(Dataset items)
════════════════

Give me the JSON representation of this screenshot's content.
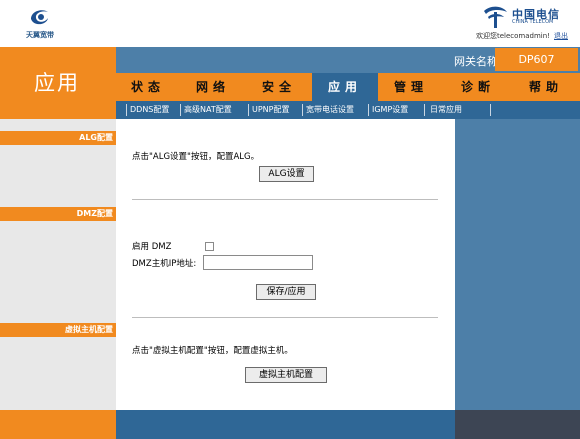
{
  "header": {
    "left_brand": "天翼宽带",
    "right_brand_cn": "中国电信",
    "right_brand_en": "CHINA TELECOM",
    "welcome_text": "欢迎您telecomadmin!",
    "logout_label": "退出"
  },
  "page": {
    "title": "应用",
    "gateway_label": "网关名称",
    "gateway_value": "DP607"
  },
  "nav": {
    "items": [
      "状态",
      "网络",
      "安全",
      "应用",
      "管理",
      "诊断",
      "帮助"
    ],
    "active": "应用"
  },
  "subnav": {
    "items": [
      "DDNS配置",
      "高级NAT配置",
      "UPNP配置",
      "宽带电话设置",
      "IGMP设置",
      "日常应用"
    ]
  },
  "sidebar": {
    "alg_label": "ALG配置",
    "dmz_label": "DMZ配置",
    "vhost_label": "虚拟主机配置"
  },
  "alg": {
    "hint": "点击\"ALG设置\"按钮，配置ALG。",
    "button_label": "ALG设置"
  },
  "dmz": {
    "enable_label": "启用 DMZ",
    "enabled": false,
    "ip_label": "DMZ主机IP地址:",
    "ip_value": "",
    "save_label": "保存/应用"
  },
  "vhost": {
    "hint": "点击\"虚拟主机配置\"按钮，配置虚拟主机。",
    "button_label": "虚拟主机配置"
  },
  "colors": {
    "orange": "#f18a1f",
    "blue": "#4d7fa8",
    "dark_blue": "#2f6796"
  }
}
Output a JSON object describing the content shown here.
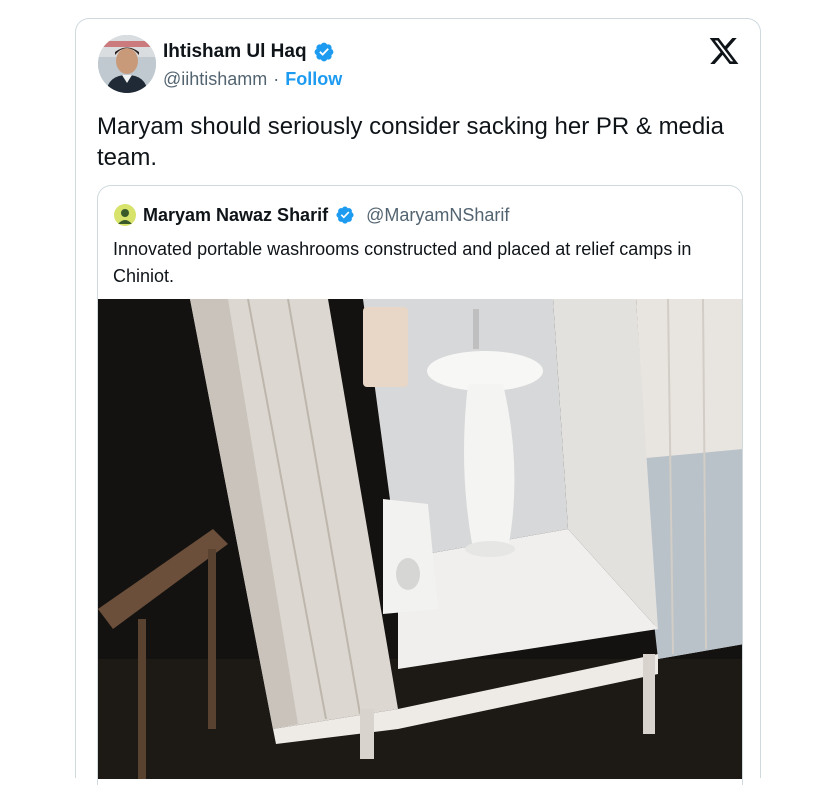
{
  "tweet": {
    "author_name": "Ihtisham Ul Haq",
    "author_handle": "@iihtishamm",
    "separator": "·",
    "follow_label": "Follow",
    "text": "Maryam should seriously consider sacking her PR & media team."
  },
  "quoted": {
    "author_name": "Maryam Nawaz Sharif",
    "author_handle": "@MaryamNSharif",
    "text": "Innovated portable washrooms constructed and placed at relief camps in Chiniot."
  },
  "icons": {
    "verified": "verified-badge-icon",
    "platform": "x-logo-icon"
  },
  "colors": {
    "accent": "#1d9bf0",
    "text": "#0f1419",
    "secondary": "#536471",
    "border": "#cfd9de"
  }
}
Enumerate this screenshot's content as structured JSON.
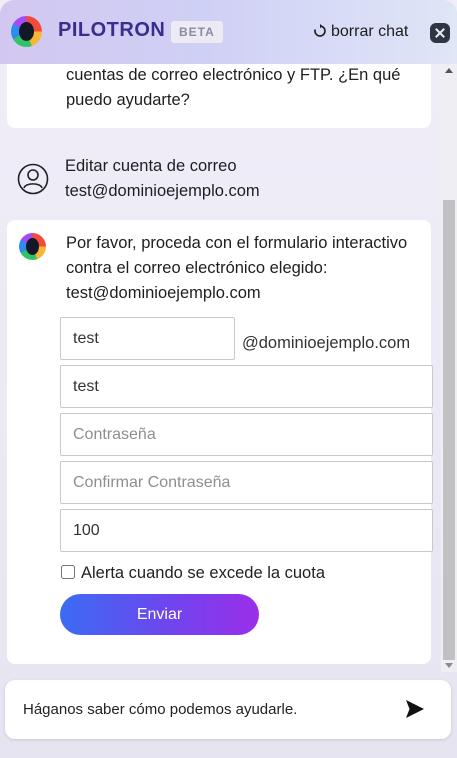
{
  "header": {
    "title": "PILOTRON",
    "badge": "BETA",
    "clear_label": "borrar chat"
  },
  "messages": [
    {
      "role": "bot",
      "text": "cuentas de correo electrónico y FTP. ¿En qué puedo ayudarte?"
    },
    {
      "role": "user",
      "lines": [
        "Editar cuenta de correo",
        "test@dominioejemplo.com"
      ]
    },
    {
      "role": "bot",
      "text": "Por favor, proceda con el formulario interactivo contra el correo electrónico elegido: test@dominioejemplo.com"
    }
  ],
  "form": {
    "username_value": "test",
    "domain_suffix": "@dominioejemplo.com",
    "name_value": "test",
    "password_placeholder": "Contraseña",
    "confirm_placeholder": "Confirmar Contraseña",
    "quota_value": "100",
    "alert_label": "Alerta cuando se excede la cuota",
    "alert_checked": false,
    "submit_label": "Enviar"
  },
  "composer": {
    "placeholder": "Háganos saber cómo podemos ayudarle."
  },
  "icons": {
    "logo": "pilotron-logo-icon",
    "refresh": "refresh-icon",
    "close": "close-icon",
    "user": "user-icon",
    "send": "send-icon"
  },
  "colors": {
    "brand": "#3a2d8e",
    "button_gradient_start": "#3b6cf3",
    "button_gradient_end": "#9a2fe9"
  }
}
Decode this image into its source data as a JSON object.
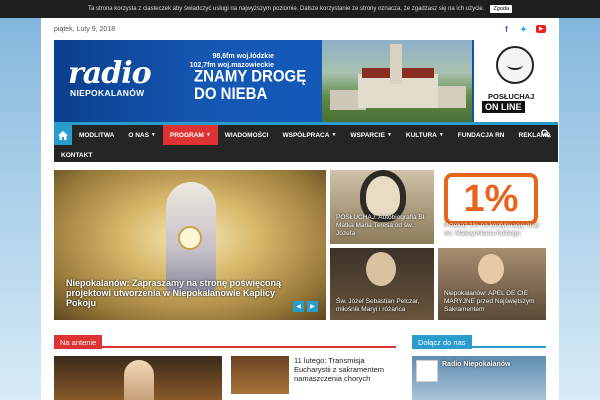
{
  "cookie": {
    "text": "Ta strona korzysta z ciasteczek aby świadczyć usługi na najwyższym poziomie. Dalsze korzystanie ze strony oznacza, że zgadzasz się na ich użycie.",
    "button": "Zgoda"
  },
  "topbar": {
    "date": "piątek, Luty 9, 2018"
  },
  "social": [
    "facebook-icon",
    "twitter-icon",
    "youtube-icon"
  ],
  "banner": {
    "logo_big": "radio",
    "logo_small": "NIEPOKALANÓW",
    "freq1": "98,6fm woj.łódzkie",
    "freq2": "102,7fm woj.mazowieckie",
    "slogan1": "ZNAMY DROGĘ",
    "slogan2": "DO NIEBA",
    "online1": "POSŁUCHAJ",
    "online2": "ON LINE"
  },
  "nav": {
    "items": [
      {
        "label": "MODLITWA",
        "caret": false
      },
      {
        "label": "O NAS",
        "caret": true
      },
      {
        "label": "PROGRAM",
        "caret": true,
        "active": true
      },
      {
        "label": "WIADOMOŚCI",
        "caret": false
      },
      {
        "label": "WSPÓŁPRACA",
        "caret": true
      },
      {
        "label": "WSPARCIE",
        "caret": true
      },
      {
        "label": "KULTURA",
        "caret": true
      },
      {
        "label": "FUNDACJA RN",
        "caret": false
      },
      {
        "label": "REKLAMA",
        "caret": false
      }
    ],
    "row2": "KONTAKT"
  },
  "slider": {
    "caption": "Niepokalanów: Zapraszamy na stronę poświęconą projektowi utworzenia w Niepokalanowie Kaplicy Pokoju"
  },
  "tiles": [
    {
      "caption": "POSŁUCHAJ: Autobiografia Bł. Matka Maria Teresa od św. Józefa"
    },
    {
      "caption": "Przekaż 1% na kontynuację misji św. Maksymiliana Kolbego",
      "big": "1%"
    },
    {
      "caption": "Św. Józef Sebastian Pelczar, miłośnik Maryi i różańca"
    },
    {
      "caption": "Niepokalanów: APEL DE CIE MARYJNE przed Najświętszym Sakramentem"
    }
  ],
  "sections": {
    "antenie": "Na antenie",
    "dolacz": "Dołącz do nas"
  },
  "news2": {
    "title": "11 lutego: Transmisja Eucharystii z sakramentem namaszczenia chorych"
  },
  "fb": {
    "name": "Radio Niepokalanów"
  }
}
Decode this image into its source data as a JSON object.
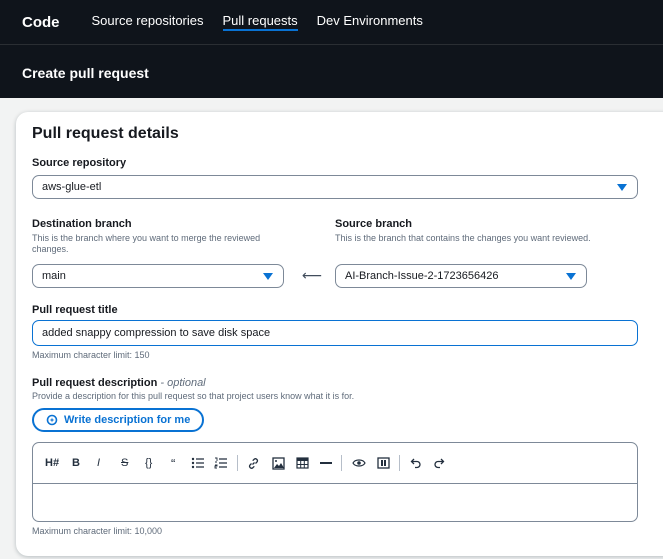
{
  "nav": {
    "brand": "Code",
    "links": [
      "Source repositories",
      "Pull requests",
      "Dev Environments"
    ]
  },
  "header": {
    "title": "Create pull request"
  },
  "form": {
    "title": "Pull request details",
    "source_repository": {
      "label": "Source repository",
      "value": "aws-glue-etl"
    },
    "destination_branch": {
      "label": "Destination branch",
      "description": "This is the branch where you want to merge the reviewed changes.",
      "value": "main"
    },
    "arrow": "⟵",
    "source_branch": {
      "label": "Source branch",
      "description": "This is the branch that contains the changes you want reviewed.",
      "value": "AI-Branch-Issue-2-1723656426"
    },
    "pr_title": {
      "label": "Pull request title",
      "value": "added snappy compression to save disk space",
      "constraint": "Maximum character limit: 150"
    },
    "pr_description": {
      "label": "Pull request description",
      "optional": "- optional",
      "description": "Provide a description for this pull request so that project users know what it is for.",
      "write_button": "Write description for me",
      "constraint": "Maximum character limit: 10,000",
      "toolbar": {
        "heading": "H#",
        "bold": "B",
        "italic": "I",
        "strike": "S",
        "code": "{}",
        "quote": "“"
      }
    }
  },
  "colors": {
    "accent": "#0972d3",
    "nav_bg": "#0f141b"
  }
}
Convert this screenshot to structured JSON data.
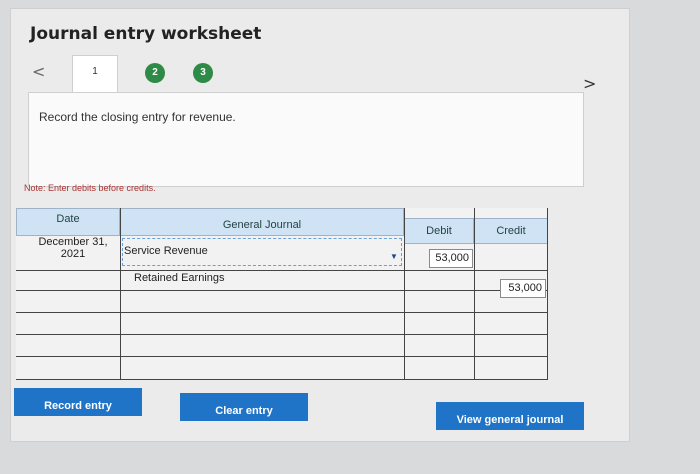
{
  "title": "Journal entry worksheet",
  "nav": {
    "prev_label": "<",
    "next_label": ">",
    "steps": [
      {
        "label": "1"
      },
      {
        "label": "2"
      },
      {
        "label": "3"
      }
    ]
  },
  "instruction": "Record the closing entry for revenue.",
  "note": "Note: Enter debits before credits.",
  "table": {
    "headers": {
      "date": "Date",
      "journal": "General Journal",
      "debit": "Debit",
      "credit": "Credit"
    },
    "rows": [
      {
        "date": "December 31,\n2021",
        "account": "Service Revenue",
        "debit": "53,000",
        "credit": ""
      },
      {
        "date": "",
        "account": "Retained Earnings",
        "debit": "",
        "credit": "53,000"
      }
    ]
  },
  "buttons": {
    "record": "Record entry",
    "clear": "Clear entry",
    "view": "View general journal"
  },
  "colors": {
    "accent": "#1f74c8",
    "step_complete": "#2e8a47",
    "header_bg": "#cfe3f5",
    "note": "#aa3333"
  }
}
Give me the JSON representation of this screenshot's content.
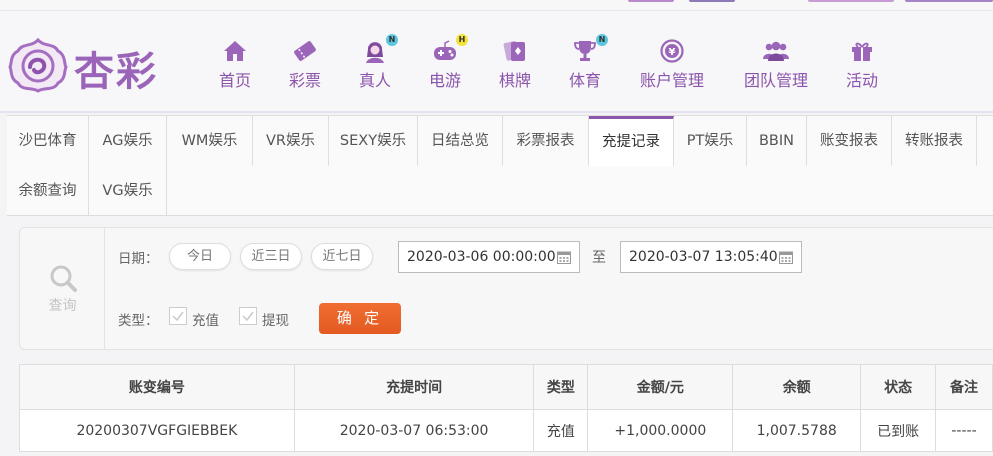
{
  "colors": {
    "brand": "#8a55aa",
    "confirm": "#e8622b",
    "amount": "#c0141b",
    "status_ok": "#1f9e22"
  },
  "logo": {
    "text": "杏彩"
  },
  "nav": [
    {
      "label": "首页",
      "icon": "home-icon"
    },
    {
      "label": "彩票",
      "icon": "ticket-icon"
    },
    {
      "label": "真人",
      "icon": "live-dealer-icon",
      "badge": "N"
    },
    {
      "label": "电游",
      "icon": "gamepad-icon",
      "badge": "H"
    },
    {
      "label": "棋牌",
      "icon": "cards-icon"
    },
    {
      "label": "体育",
      "icon": "trophy-icon",
      "badge": "N"
    },
    {
      "label": "账户管理",
      "icon": "yen-coin-icon"
    },
    {
      "label": "团队管理",
      "icon": "team-icon"
    },
    {
      "label": "活动",
      "icon": "gift-icon"
    }
  ],
  "tabs": [
    {
      "label": "沙巴体育"
    },
    {
      "label": "AG娱乐"
    },
    {
      "label": "WM娱乐"
    },
    {
      "label": "VR娱乐"
    },
    {
      "label": "SEXY娱乐"
    },
    {
      "label": "日结总览"
    },
    {
      "label": "彩票报表"
    },
    {
      "label": "充提记录",
      "active": true
    },
    {
      "label": "PT娱乐"
    },
    {
      "label": "BBIN"
    },
    {
      "label": "账变报表"
    },
    {
      "label": "转账报表"
    },
    {
      "label": "余额查询"
    },
    {
      "label": "VG娱乐"
    }
  ],
  "query": {
    "title": "查询",
    "date_label": "日期：",
    "quick_ranges": [
      "今日",
      "近三日",
      "近七日"
    ],
    "start": "2020-03-06 00:00:00",
    "separator": "至",
    "end": "2020-03-07 13:05:40",
    "type_label": "类型：",
    "types": [
      {
        "label": "充值",
        "checked": true
      },
      {
        "label": "提现",
        "checked": true
      }
    ],
    "confirm": "确 定"
  },
  "table": {
    "headers": [
      "账变编号",
      "充提时间",
      "类型",
      "金额/元",
      "余额",
      "状态",
      "备注"
    ],
    "rows": [
      [
        "20200307VGFGIEBBEK",
        "2020-03-07 06:53:00",
        "充值",
        "+1,000.0000",
        "1,007.5788",
        "已到账",
        "-----"
      ]
    ]
  }
}
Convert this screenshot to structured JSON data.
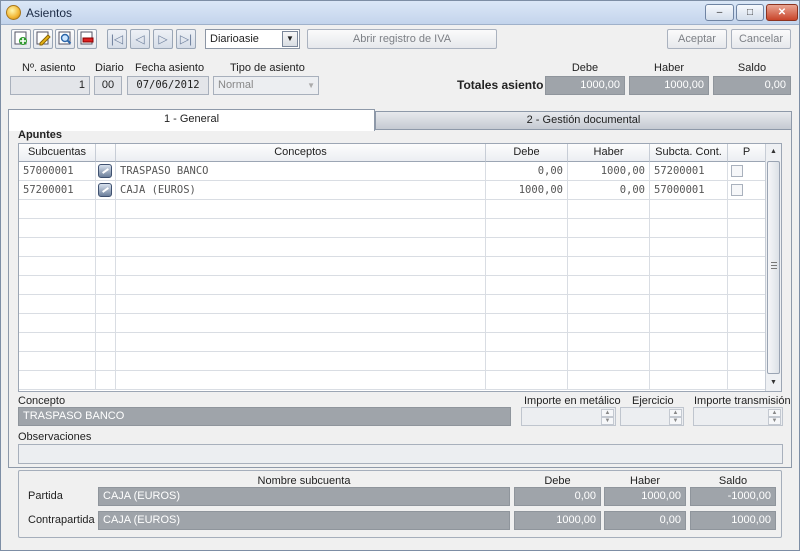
{
  "window": {
    "title": "Asientos",
    "min": "–",
    "max": "□",
    "close": "✕"
  },
  "toolbar": {
    "icons": [
      "add-icon",
      "edit-icon",
      "search-icon",
      "delete-icon"
    ],
    "nav_icons": [
      "first-icon",
      "prev-icon",
      "next-icon",
      "last-icon"
    ],
    "nav_glyphs": [
      "|◁",
      "◁",
      "▷",
      "▷|"
    ],
    "diario_combo": "Diarioasie",
    "iva_button": "Abrir registro de IVA",
    "accept_button": "Aceptar",
    "cancel_button": "Cancelar"
  },
  "header": {
    "num_label": "Nº. asiento",
    "num_value": "1",
    "diario_label": "Diario",
    "diario_value": "00",
    "fecha_label": "Fecha asiento",
    "fecha_value": "07/06/2012",
    "tipo_label": "Tipo de asiento",
    "tipo_value": "Normal",
    "totales_label": "Totales asiento",
    "debe_label": "Debe",
    "haber_label": "Haber",
    "saldo_label": "Saldo",
    "debe_value": "1000,00",
    "haber_value": "1000,00",
    "saldo_value": "0,00"
  },
  "tabs": [
    {
      "label": "1 - General",
      "active": true
    },
    {
      "label": "2 - Gestión documental",
      "active": false
    }
  ],
  "apuntes": {
    "title": "Apuntes",
    "columns": [
      "Subcuentas",
      "",
      "Conceptos",
      "Debe",
      "Haber",
      "Subcta. Cont.",
      "P"
    ],
    "rows": [
      {
        "subcuenta": "57000001",
        "concepto": "TRASPASO BANCO",
        "debe": "0,00",
        "haber": "1000,00",
        "contrapartida": "57200001"
      },
      {
        "subcuenta": "57200001",
        "concepto": "CAJA (EUROS)",
        "debe": "1000,00",
        "haber": "0,00",
        "contrapartida": "57000001"
      }
    ]
  },
  "details": {
    "concepto_label": "Concepto",
    "concepto_value": "TRASPASO BANCO",
    "importe_label": "Importe en metálico",
    "ejercicio_label": "Ejercicio",
    "transmision_label": "Importe transmisión",
    "observaciones_label": "Observaciones"
  },
  "summary": {
    "nombre_label": "Nombre subcuenta",
    "debe_label": "Debe",
    "haber_label": "Haber",
    "saldo_label": "Saldo",
    "partida": {
      "label": "Partida",
      "nombre": "CAJA (EUROS)",
      "debe": "0,00",
      "haber": "1000,00",
      "saldo": "-1000,00"
    },
    "contrapartida": {
      "label": "Contrapartida",
      "nombre": "CAJA (EUROS)",
      "debe": "1000,00",
      "haber": "0,00",
      "saldo": "1000,00"
    }
  }
}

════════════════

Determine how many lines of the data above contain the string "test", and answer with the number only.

- [Task response]: 4